“And that’s what the camp is all about, is being able to give them an experience that they wouldn’t normally have in their own community.”
It Takes a Village
Running a facility like the Lion Max Simms Memorial Camp (the only camp of its kind in Atlantic Canada) is no small feat, and without the support of the provincial Lions Clubs and the wider community, Corinna says, it wouldn’t exist.
The camp is governed by a board of directors consisting of 10 Lions members from around the province; the camp manager, program director and summer students run the programs. Since it receives no government assistance (aside from the Canada Summer Jobs program to hire staff), most of the funding for the camp and its activities comes from the volunteer fundraising efforts of the Lions Clubs of Newfoundland and Labrador.
“They put thousands of dollars into the camp each year, just for upkeep. And they fundraise for any bigger purchases that the camp might need,” Corinna says, like the new $200,000 fully accessible playground (which was matched by an ACOA Canada 150 grant), as well as the wheelchair accessible trail that was recently developed around the camp’s perimeter.
The public also helps support the facility by renting it for private events (from September to mid-June), with all the rental money going back into the operations side of the camp.
In addition to raising money for the facility, the Lions also sponsor campers and cover their fees and sometimes, if they’re able, their transportation costs.
“Every year since we’ve been going now, the Lions Club of Labrador City has been paying our registration, which is fantastic,” says Junior, who’s been a member of the Lions Club for almost 40 years.
“And the people there that are running it... they’re fantastic. They go out of their way.
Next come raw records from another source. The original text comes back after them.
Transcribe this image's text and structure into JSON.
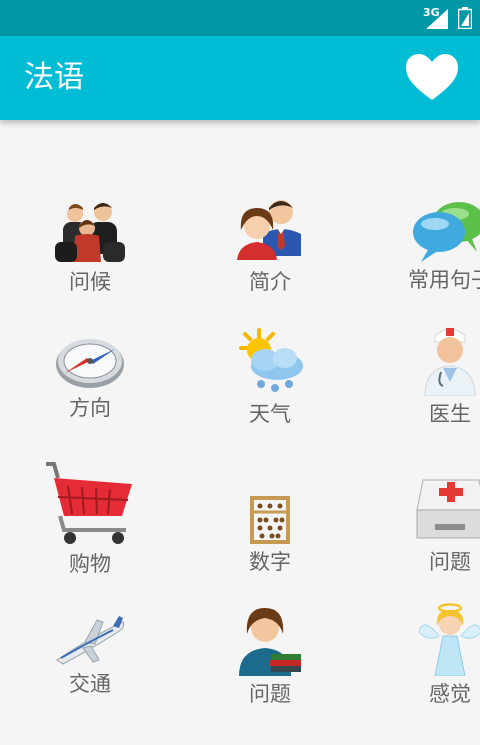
{
  "status_bar": {
    "network": "3G",
    "colors": {
      "bar": "#0097a7"
    }
  },
  "app_bar": {
    "title": "法语",
    "action_icon": "heart-icon",
    "color": "#00bcd4"
  },
  "grid": {
    "items": [
      {
        "label": "问候",
        "icon": "people-greeting-icon"
      },
      {
        "label": "简介",
        "icon": "couple-profile-icon"
      },
      {
        "label": "常用句子",
        "icon": "chat-bubbles-icon"
      },
      {
        "label": "方向",
        "icon": "compass-icon"
      },
      {
        "label": "天气",
        "icon": "weather-icon"
      },
      {
        "label": "医生",
        "icon": "doctor-icon"
      },
      {
        "label": "购物",
        "icon": "shopping-cart-icon"
      },
      {
        "label": "数字",
        "icon": "abacus-icon"
      },
      {
        "label": "问题",
        "icon": "first-aid-kit-icon"
      },
      {
        "label": "交通",
        "icon": "airplane-icon"
      },
      {
        "label": "问题",
        "icon": "student-books-icon"
      },
      {
        "label": "感觉",
        "icon": "angel-icon"
      }
    ]
  }
}
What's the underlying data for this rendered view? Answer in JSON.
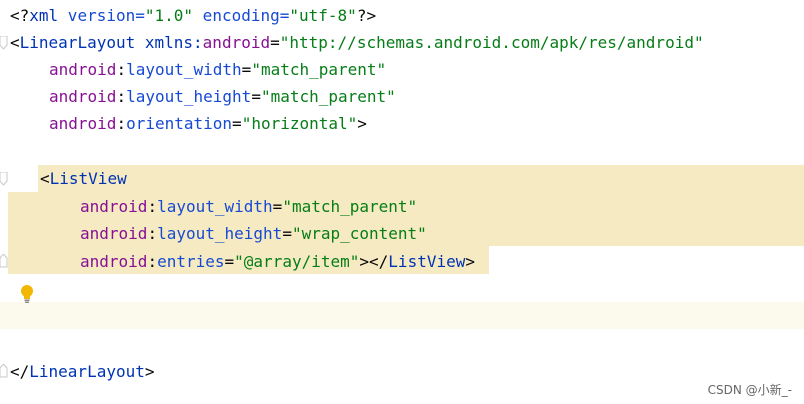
{
  "lines": {
    "l1": {
      "open": "<?",
      "name": "xml",
      "a1": " version=",
      "v1": "\"1.0\"",
      "a2": " encoding=",
      "v2": "\"utf-8\"",
      "close": "?>"
    },
    "l2": {
      "open": "<",
      "name": "LinearLayout",
      "a1": " xmlns:",
      "ns1": "android",
      "eq": "=",
      "v1": "\"http://schemas.android.com/apk/res/android\""
    },
    "l3": {
      "ns": "android",
      "colon": ":",
      "attr": "layout_width",
      "eq": "=",
      "val": "\"match_parent\""
    },
    "l4": {
      "ns": "android",
      "colon": ":",
      "attr": "layout_height",
      "eq": "=",
      "val": "\"match_parent\""
    },
    "l5": {
      "ns": "android",
      "colon": ":",
      "attr": "orientation",
      "eq": "=",
      "val": "\"horizontal\"",
      "close": ">"
    },
    "l7": {
      "open": "<",
      "name": "ListView"
    },
    "l8": {
      "ns": "android",
      "colon": ":",
      "attr": "layout_width",
      "eq": "=",
      "val": "\"match_parent\""
    },
    "l9": {
      "ns": "android",
      "colon": ":",
      "attr": "layout_height",
      "eq": "=",
      "val": "\"wrap_content\""
    },
    "l10": {
      "ns": "android",
      "colon": ":",
      "attr": "entries",
      "eq": "=",
      "val": "\"@array/item\"",
      "close1": "></",
      "name": "ListView",
      "close2": ">"
    },
    "l13": {
      "open": "</",
      "name": "LinearLayout",
      "close": ">"
    }
  },
  "gutter": {
    "intention_icon": "lightbulb-icon"
  },
  "watermark": "CSDN @小新_-",
  "colors": {
    "tag": "#0033b3",
    "namespace": "#871094",
    "attribute": "#174ad4",
    "value": "#067d17",
    "highlight": "#f5eac1",
    "caret_line": "#fcfaed"
  }
}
They’re above and beyond what they do. Even the cooks that provide the meals, they know just about every person there by first name and they’re always out talking to them. It’s wonderful.”
One for All
During a typical summer season, the facility hosts anywhere from 1,000 to 1,200 campers, who range in age from several months to 90 years. People attend from all over the province (and as far away as Nova Scotia), and the friendships and bonds that form are unbreakable. One couple that met at camp even ended up getting married.
“We’ve got a group from the Goulds who have been coming for years upon years to our open camp, and they only get to see their friends from Burgeo at that camp every year. So it brings them together from across the province,” Corinna says.
It’s not just the campers who benefit from the facility, she adds, but the parents, chaperones and summer students as well.
“We’ll take the campers and work alongside them for crafts and activities during the afternoons. And that kind of gives the parents and the escorts a little bit of a break and gives them a little bit of social time to be able to interact… it’s a big network that gets created,” Corinna says.
“Our student staff, when they leave here after the summer, they come to appreciate things in their own lives that probably they just took for granted and [it] gives them a clear insight. We’ve had so many students who have come through our programs here that have become nurses and social workers and that kind of thing.”
Aside from the fun and games and friendships, perhaps the camp’s greatest power lies in its ability to be an equalizer. There’s no judging or staring or pointing fingers, just freedom, support and a strong sense of community.
“I always mention the young man that came to camp. He stood up when he was getting ready to leave and he said, ‘I just love this camp... I don’t ever want to leave. It makes me feel like a real person,’” Corinna recalls. “And that stuck with me right from that day, because that’s what it’s all about.”
-by Linda Browne